Wairoa Gorge land gifted to New Zealand
Archived content: This media release was accurate on the date of publication.
IntroductionLand in Wairoa Gorge in Nelson Tasman, that contains forest of high ecological value and an internationally renowned mountain bike park, has been gifted to the people of New Zealand.
Date: 28 June 2019
Mountain biker in Wairoa Gorge mountain bike park
Land in Wairoa Gorge in Nelson Tasman that contains forest of high ecological value and an internationally renowned mountain bike park has been gifted to the people of New Zealand.
The 860 hectares of land has been gifted by RHL NZ Ltd, a company owned by international investor Ken Dart, and it has transferred over to the Department of Conservation.
The Nelson Mountain Bike Club will continue to operate the mountain bike park as it has done for the past three years under a 40-year lease that has transferred with the land.

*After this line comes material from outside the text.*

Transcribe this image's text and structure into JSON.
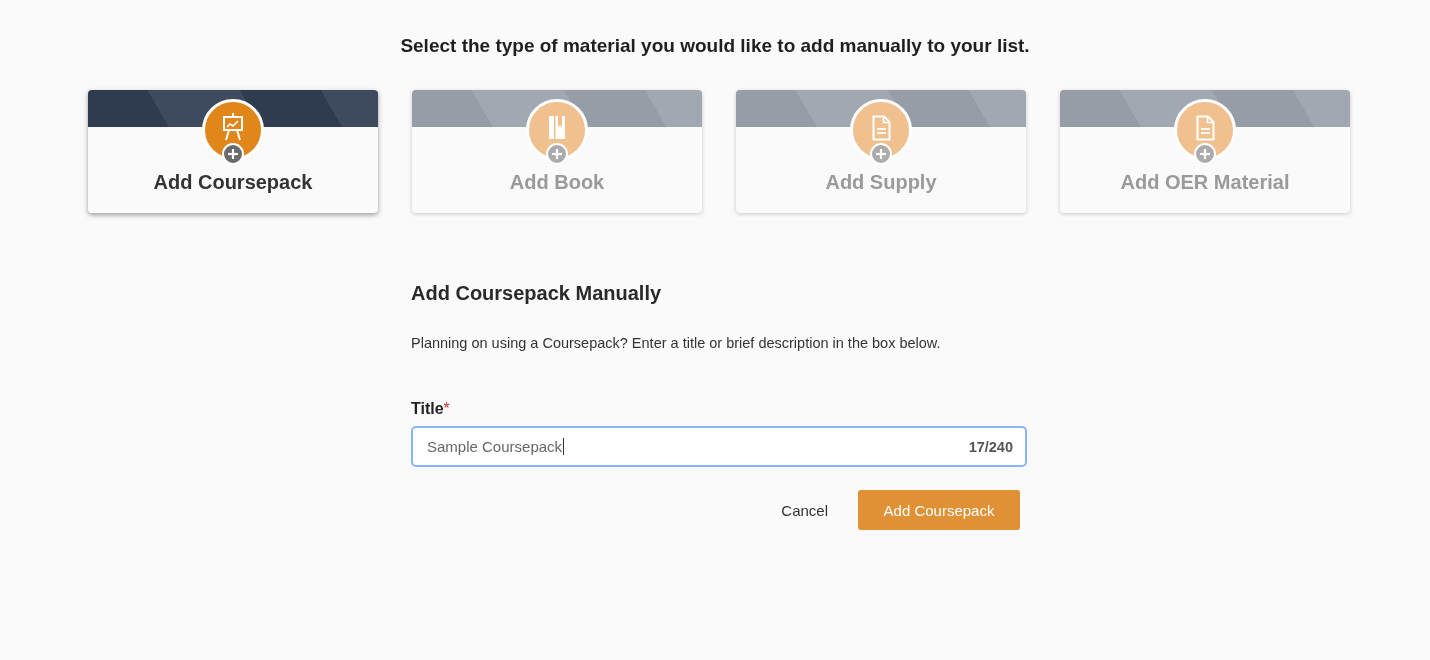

A Wairoa Charitable Trust is being appointed to control and manage the land which has become a recreation reserve. The trust together with the Nelson Mountain Bike Club will manage the reserve.
Department of Conservation Northern South Island Operations Director Roy Grose thanked RHL for its generous donation of the land that enables its protection under public ownership.
“This Wairoa Gorge land has impressive natural and recreational features. The land is mostly surrounded by Mt Richmond Forest Park. About 560 hectares of the land is covered in native forest with almost 390 hectares of that assessed as having high regional ecological significance.
“The mountain bike park, hand-built to international standards, is highly valued by New Zealanders and overseas visitors, many of whom come to New Zealand specifically to ride its tracks. It is a valuable natural and recreational asset for the Nelson Tasman region.
“The arrangements for management of the land mean people can continue to enjoy its excellent mountain biking and its beautiful natural environment.”
Ray Griffin, the RHL director representing Ken Dart at the formal handover of the land to the Department of Conservation, said, “Ken Dart’s love of nature and passion for mountain biking first brought RHL to the Wairoa Gorge in 2010.
“We recognized a unique opportunity to combine conservation of the natural landscape with low-impact recreational use to create something special. We committed to developing a world-class mountain bike park which was hand-built by the best trail builders in New Zealand over a period of five years.
“Throughout our ownership, RHL has prioritized being a good steward of the land entrusted to us and we have enjoyed an excellent collaborative relationship with DOC. We built trails in accordance with international best practices for water management and minimizing environmental impact, and implemented annual programmes of native replanting and pest control.
“Since the trail construction was completed, RHL has sought to put viable long-term arrangements in place to allow the park to be more accessible to mountain bikers and nature lovers in perpetuity. In DOC, the Nelson Mountain Bike Club and the Wairoa Charitable Trust, RHL believes it has found safe hands and responsible guardians to see that public access realized today and for generations to come.”
“Wairoa Gorge is renowned as one of the best places in the world to ride a mountain bike - its natural beauty, accessibility and the incredible trail network that has been created there by the owners, is unique and very special,” said Paul Jennings spokesperson for the Nelson Mountain Bike Club.
“Nelson Mountain Bike Club has had the pleasure of working with the owners of Wairoa Gorge over the past three years to enable access for mountain bikers and we are very excited to be given the opportunity to continue that work alongside DOC and the reserve Trust.”
The Left Branch of the Wairoa River runs through the land. Beech-dominated forest covers much of the area with some matai-rich forest and some other podocarp species. Its native forest is of significance in the Nelson Tasman region and the land contains 93 different native plant species, including some that are not common elsewhere on this western side of Mt Richmond Forest Park and its surrounding areas.
Birdlife in the area includes tūī, korimako/bellbird, kereru, kōtare/kingfisher kārearea/native falcon, ruru/morepork, weka, toutouwai/robin and pīpīwharauroa /shining cuckoo.